It is not my place to tell any other artist – musical or otherwise – what to express or how. Every composer I know, whether I have them on my proverbial iPod or not, pours heart and soul into every single note, and no one, including me, has the right to tell them that any aspect of it is incorrect or shouldn’t have been done. If you stand by your musical choices, then you are justified, whatever those choices may be.
When you talk about your music, that’s another story.
By virtue of the concert paradigm and the web experience, composers commonly introduce themselves through the written word before a note of music fills the air. They define their own context for the listener, often before he/she is given the opportunity to make up his/her own mind. And even if they don’t always, then maybe they should. It wasn’t that long ago that this happened, a needless controversy that could have been prevented if the composer had opted to talk.
Between program notes and bio, a composer’s message is usually seen first and heard second. These two portions of the compositional process — the program notes and the short biography — are among the least celebrated, and yet they are present with a listener well before the downbeat and well after the double bar, the singular lasting documentation of what it was we were trying to express with a new piece and why we were worth listening to in the first place. And in those bite-sized media, every word carries weight and meaning whether the composer intends it to or not. Words matter. … Continue Reading
Last week, the American music world’s shine grew just a little dimmer.
Richard Toensing (‘Dick’ to his students), a composer, conductor and music educator, passed away on July 3, just a month after announcing to his friends and colleagues that he’d been diagnosed with late-stage pancreatic cancer.

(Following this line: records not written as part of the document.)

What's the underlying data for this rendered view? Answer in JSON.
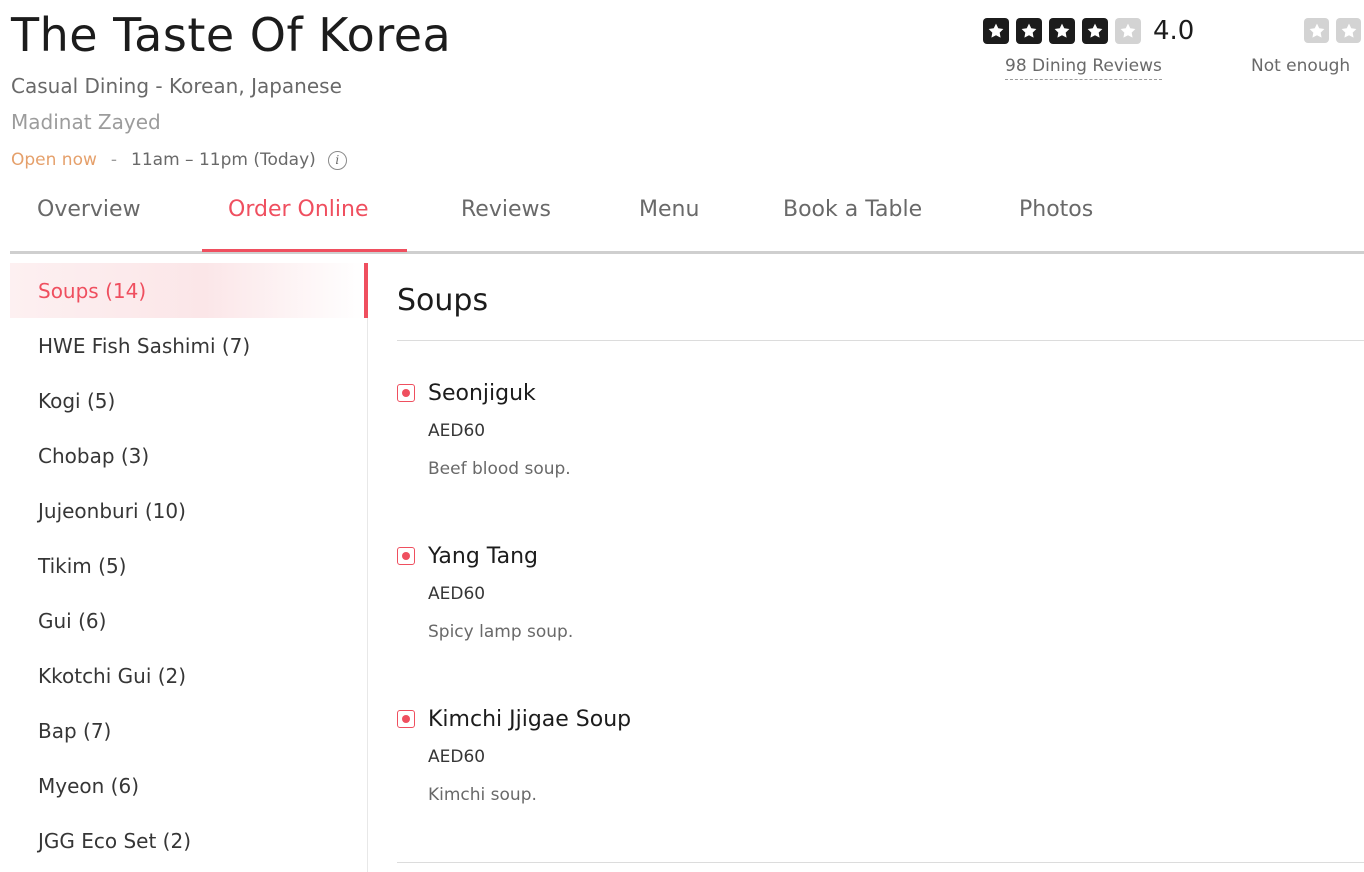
{
  "restaurant": {
    "name": "The Taste Of Korea",
    "cuisine": "Casual Dining - Korean, Japanese",
    "locality": "Madinat Zayed",
    "status": "Open now",
    "separator": "-",
    "hours": "11am – 11pm (Today)"
  },
  "dining_rating": {
    "value": "4.0",
    "stars_filled": 4,
    "stars_total": 5,
    "reviews_label": "98 Dining Reviews"
  },
  "delivery_rating": {
    "label": "Not enough"
  },
  "tabs": [
    {
      "label": "Overview",
      "active": false
    },
    {
      "label": "Order Online",
      "active": true
    },
    {
      "label": "Reviews",
      "active": false
    },
    {
      "label": "Menu",
      "active": false
    },
    {
      "label": "Book a Table",
      "active": false
    },
    {
      "label": "Photos",
      "active": false
    }
  ],
  "categories": [
    {
      "label": "Soups (14)",
      "active": true
    },
    {
      "label": "HWE Fish Sashimi (7)",
      "active": false
    },
    {
      "label": "Kogi (5)",
      "active": false
    },
    {
      "label": "Chobap (3)",
      "active": false
    },
    {
      "label": "Jujeonburi (10)",
      "active": false
    },
    {
      "label": "Tikim (5)",
      "active": false
    },
    {
      "label": "Gui (6)",
      "active": false
    },
    {
      "label": "Kkotchi Gui (2)",
      "active": false
    },
    {
      "label": "Bap (7)",
      "active": false
    },
    {
      "label": "Myeon (6)",
      "active": false
    },
    {
      "label": "JGG Eco Set (2)",
      "active": false
    }
  ],
  "section": {
    "title": "Soups",
    "items": [
      {
        "name": "Seonjiguk",
        "price": "AED60",
        "description": "Beef blood soup."
      },
      {
        "name": "Yang Tang",
        "price": "AED60",
        "description": "Spicy lamp soup."
      },
      {
        "name": "Kimchi Jjigae Soup",
        "price": "AED60",
        "description": "Kimchi soup."
      }
    ]
  },
  "colors": {
    "accent": "#ef4f5f",
    "open_status": "#e5a06b",
    "star_filled": "#1c1c1c",
    "star_empty": "#d3d3d3"
  }
}
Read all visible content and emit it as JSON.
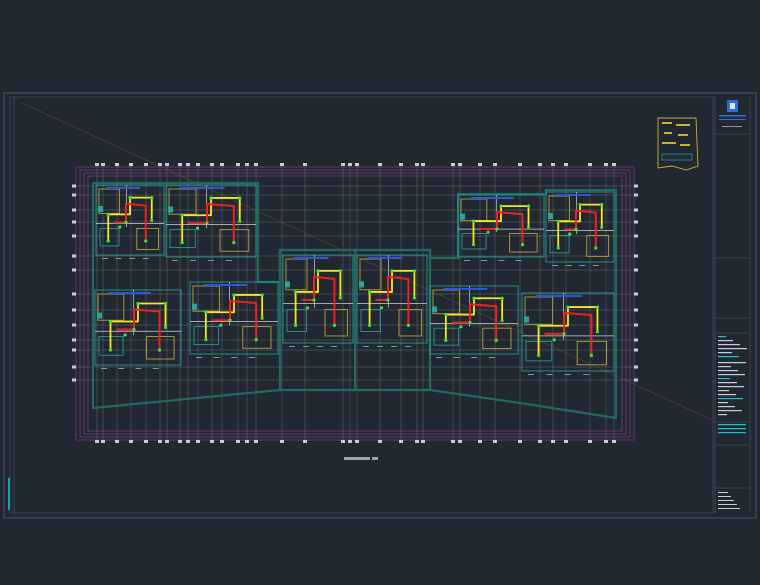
{
  "title_block": {
    "logo_icon": "building-logo-icon",
    "logo_color": "#2b6fd6",
    "accent_color": "#19c6c6",
    "text_lines": [
      "",
      "",
      ""
    ]
  },
  "drawing": {
    "background": "#222831",
    "scale_label": "",
    "pipe_supply_color": "#f5ea1c",
    "pipe_return_color": "#ee2020",
    "node_color": "#39e639",
    "wall_color": "#2aa59a",
    "boundary_color": "#7a3b7a"
  },
  "key_plan": {
    "icon": "key-plan-icon",
    "color": "#c9b22e"
  }
}
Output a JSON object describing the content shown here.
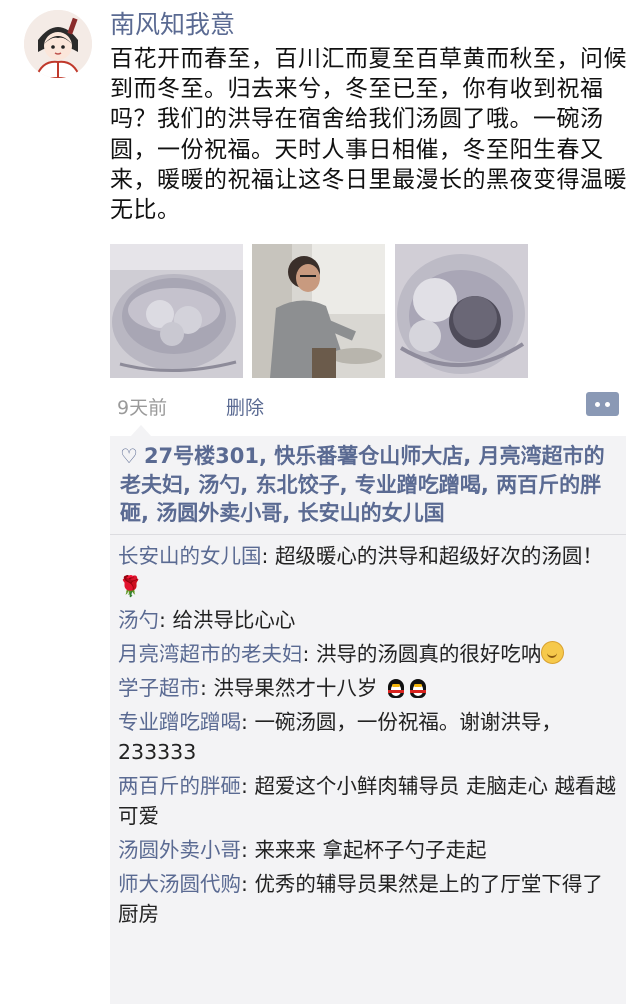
{
  "post": {
    "username": "南风知我意",
    "text": "百花开而春至，百川汇而夏至百草黄而秋至，问候到而冬至。归去来兮，冬至已至，你有收到祝福吗？我们的洪导在宿舍给我们汤圆了哦。一碗汤圆，一份祝福。天时人事日相催，冬至阳生春又来，暖暖的祝福让这冬日里最漫长的黑夜变得温暖无比。",
    "time": "9天前",
    "delete_label": "删除",
    "photos": [
      "photo-tangyuan-bowl",
      "photo-person-at-table",
      "photo-tangyuan-closeup"
    ]
  },
  "likes": {
    "icon": "heart-outline-icon",
    "names": "27号楼301, 快乐番薯仓山师大店, 月亮湾超市的老夫妇, 汤勺, 东北饺子, 专业蹭吃蹭喝, 两百斤的胖砸, 汤圆外卖小哥, 长安山的女儿国"
  },
  "comments": [
    {
      "author": "长安山的女儿国",
      "sep": ": ",
      "text": "超级暖心的洪导和超级好次的汤圆！",
      "emoji": "rose-icon"
    },
    {
      "author": "汤勺",
      "sep": ": ",
      "text": "给洪导比心心"
    },
    {
      "author": "月亮湾超市的老夫妇",
      "sep": ": ",
      "text": "洪导的汤圆真的很好吃呐",
      "emoji": "smile-icon"
    },
    {
      "author": "学子超市",
      "sep": ": ",
      "text": "洪导果然才十八岁",
      "emoji": "penguin-icon"
    },
    {
      "author": "专业蹭吃蹭喝",
      "sep": ": ",
      "text": "一碗汤圆，一份祝福。谢谢洪导，233333"
    },
    {
      "author": "两百斤的胖砸",
      "sep": ": ",
      "text": "超爱这个小鲜肉辅导员 走脑走心 越看越可爱"
    },
    {
      "author": "汤圆外卖小哥",
      "sep": ": ",
      "text": "来来来 拿起杯子勺子走起"
    },
    {
      "author": "师大汤圆代购",
      "sep": ": ",
      "text": "优秀的辅导员果然是上的了厅堂下得了厨房"
    }
  ],
  "colors": {
    "link": "#5a6a92",
    "panel": "#f3f3f5",
    "time": "#9a9a9a"
  }
}
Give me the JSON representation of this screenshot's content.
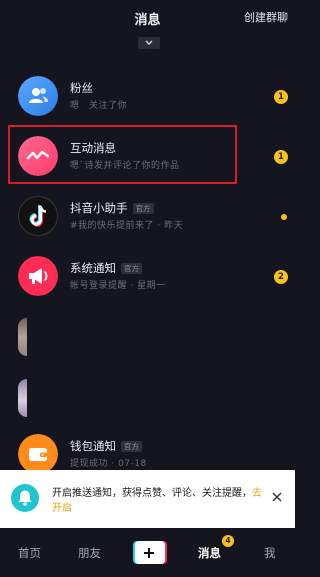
{
  "header": {
    "title": "消息",
    "create_group": "创建群聊"
  },
  "messages": [
    {
      "name": "粉丝",
      "tag": "",
      "subtitle": "嗯　关注了你",
      "badge": "1"
    },
    {
      "name": "互动消息",
      "tag": "",
      "subtitle": "嗯`诗发并评论了你的作品",
      "badge": "1"
    },
    {
      "name": "抖音小助手",
      "tag": "官方",
      "subtitle": "#我的快乐提前来了 · 昨天",
      "badge": ""
    },
    {
      "name": "系统通知",
      "tag": "官方",
      "subtitle": "帐号登录提醒 · 星期一",
      "badge": "2"
    },
    {
      "name": "钱包通知",
      "tag": "官方",
      "subtitle": "提现成功 · 07-18",
      "badge": ""
    }
  ],
  "banner": {
    "text": "开启推送通知，获得点赞、评论、关注提醒，",
    "link": "去开启"
  },
  "nav": {
    "home": "首页",
    "friends": "朋友",
    "messages": "消息",
    "messages_badge": "4",
    "me": "我"
  },
  "colors": {
    "background": "#14151e",
    "badge": "#f7c21a",
    "highlight": "#d81e2a",
    "fans_avatar": "#3d8ff0",
    "interaction_avatar": "#ff4f7a",
    "system_avatar": "#ff2d55",
    "wallet_avatar": "#ff8c1a",
    "banner_bell": "#1ec4cf"
  },
  "icons": {
    "fans": "people-icon",
    "interaction": "wave-icon",
    "assistant": "tiktok-note-icon",
    "system": "megaphone-icon",
    "wallet": "wallet-icon",
    "banner": "bell-icon"
  }
}
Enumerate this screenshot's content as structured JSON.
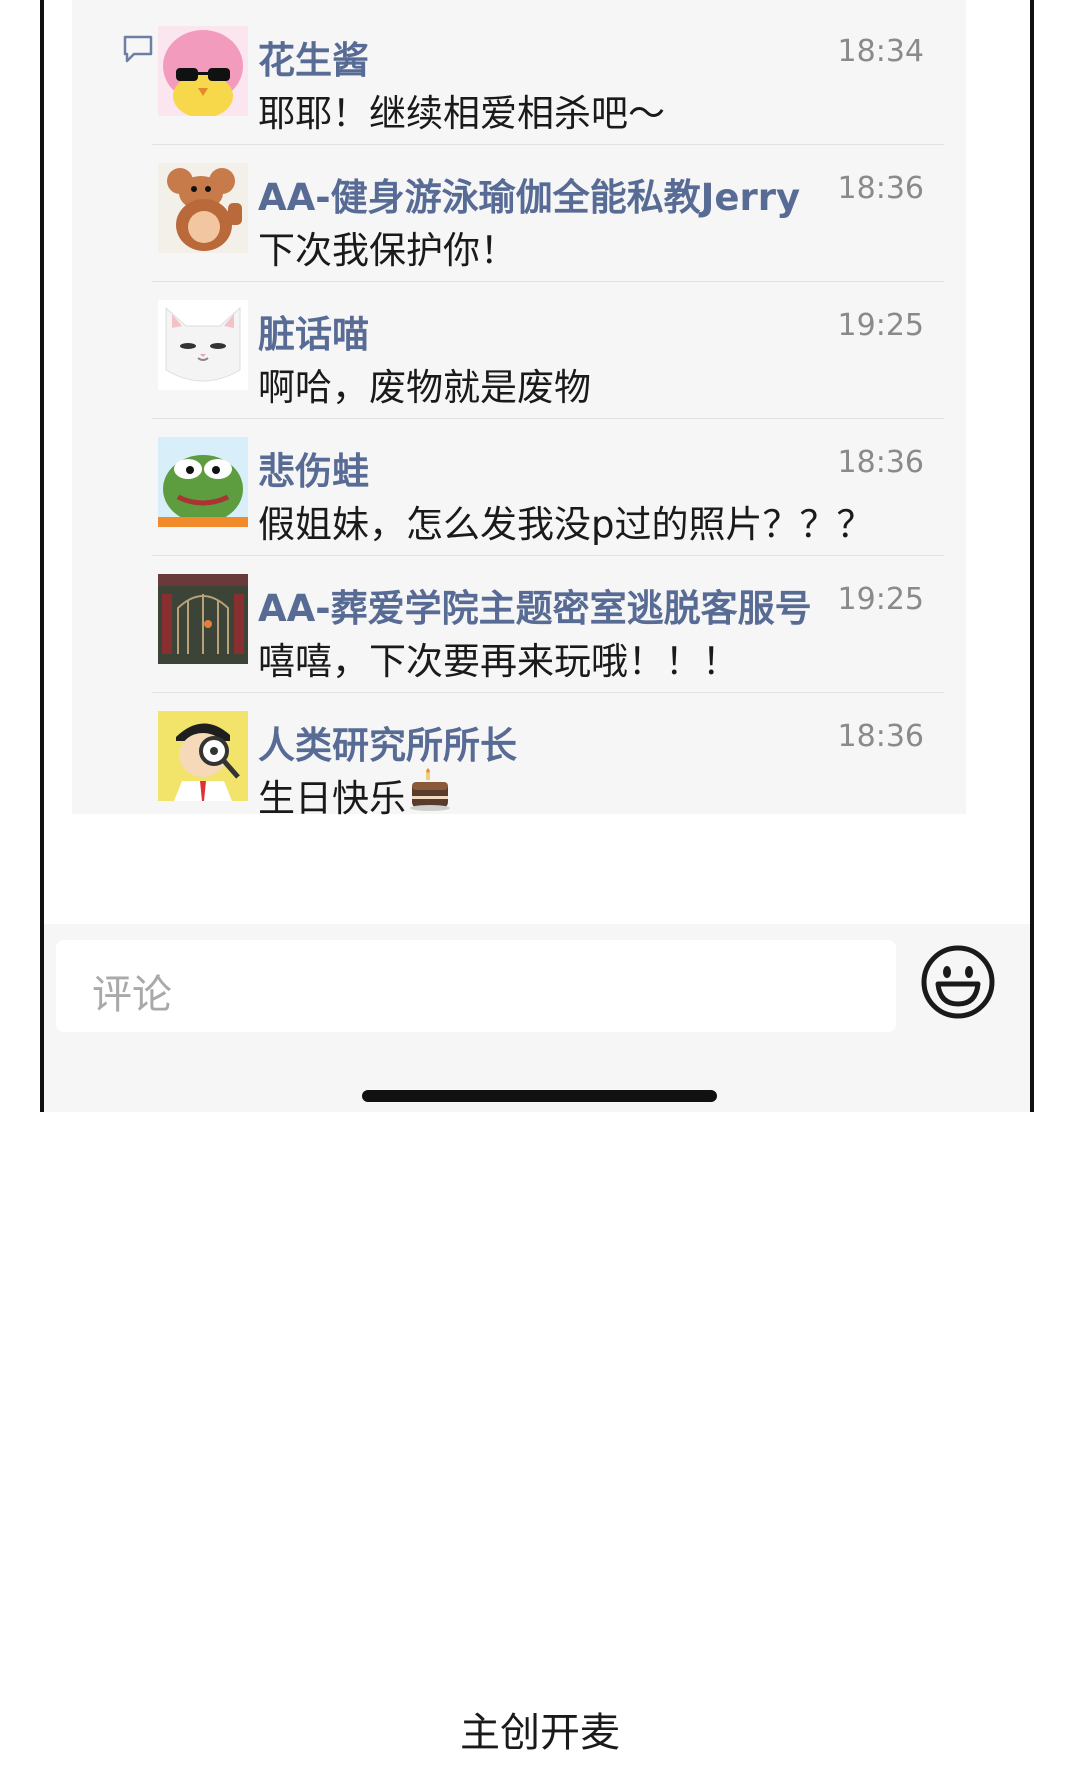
{
  "comments": [
    {
      "name": "花生酱",
      "time": "18:34",
      "text": "耶耶！继续相爱相杀吧～",
      "avatar": "pink-hair-chick-avatar"
    },
    {
      "name": "AA-健身游泳瑜伽全能私教Jerry",
      "time": "18:36",
      "text": "下次我保护你！",
      "avatar": "jerry-mouse-avatar"
    },
    {
      "name": "脏话喵",
      "time": "19:25",
      "text": "啊哈，废物就是废物",
      "avatar": "white-cat-avatar"
    },
    {
      "name": "悲伤蛙",
      "time": "18:36",
      "text": "假姐妹，怎么发我没p过的照片？？？",
      "avatar": "pepe-frog-avatar"
    },
    {
      "name": "AA-葬爱学院主题密室逃脱客服号",
      "time": "19:25",
      "text": "嘻嘻，下次要再来玩哦！！！",
      "avatar": "iron-gate-avatar"
    },
    {
      "name": "人类研究所所长",
      "time": "18:36",
      "text": "生日快乐",
      "avatar": "magnifier-scientist-avatar",
      "emoji": "cake-emoji"
    }
  ],
  "input": {
    "placeholder": "评论",
    "icon": "smiley-icon"
  },
  "side_icon": "comment-bubble-icon",
  "footer": {
    "caption": "主创开麦"
  },
  "colors": {
    "name": "#576b95",
    "panel": "#f6f6f6",
    "time": "#8a8a8a"
  }
}
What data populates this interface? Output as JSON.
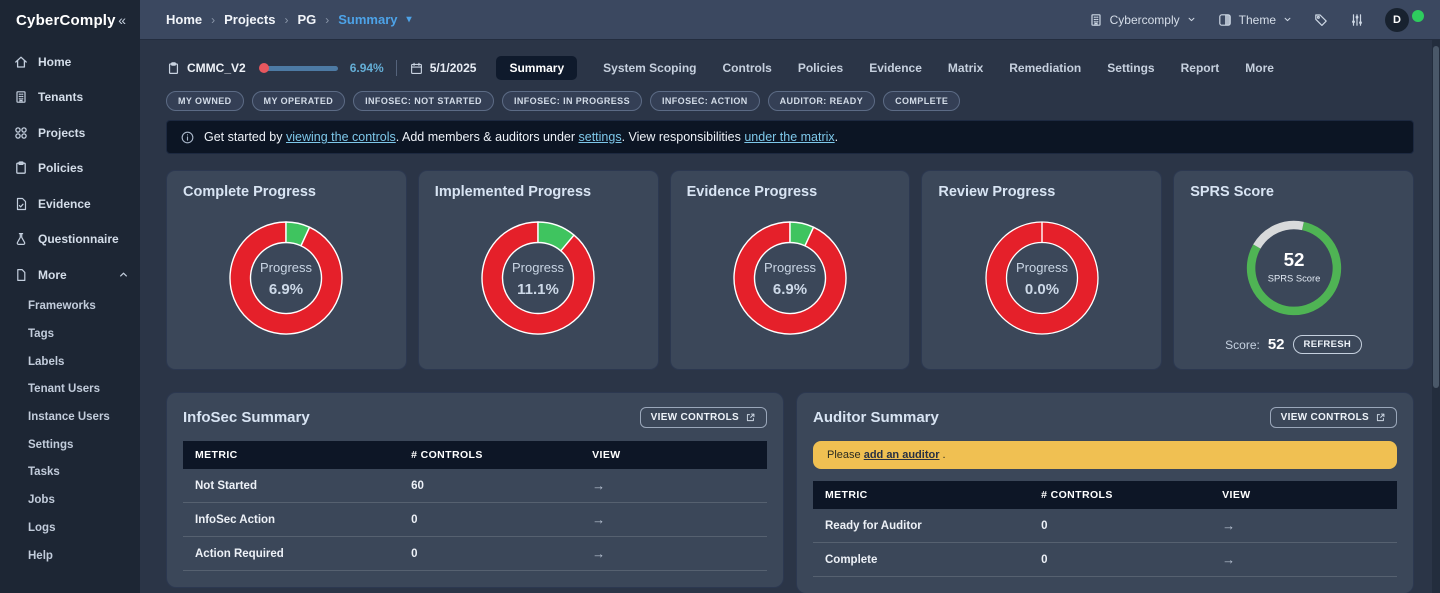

The honors Dick achieved in his time on Earth place him in the finest class of American composers. You can read about them in his obituary, here. But since his accomplishments have already been well-documented (and maybe since I tend to think we spend entirely too much time talking about awards and jobs in this business), I’m going to use this space to share some other thoughts. … Continue Reading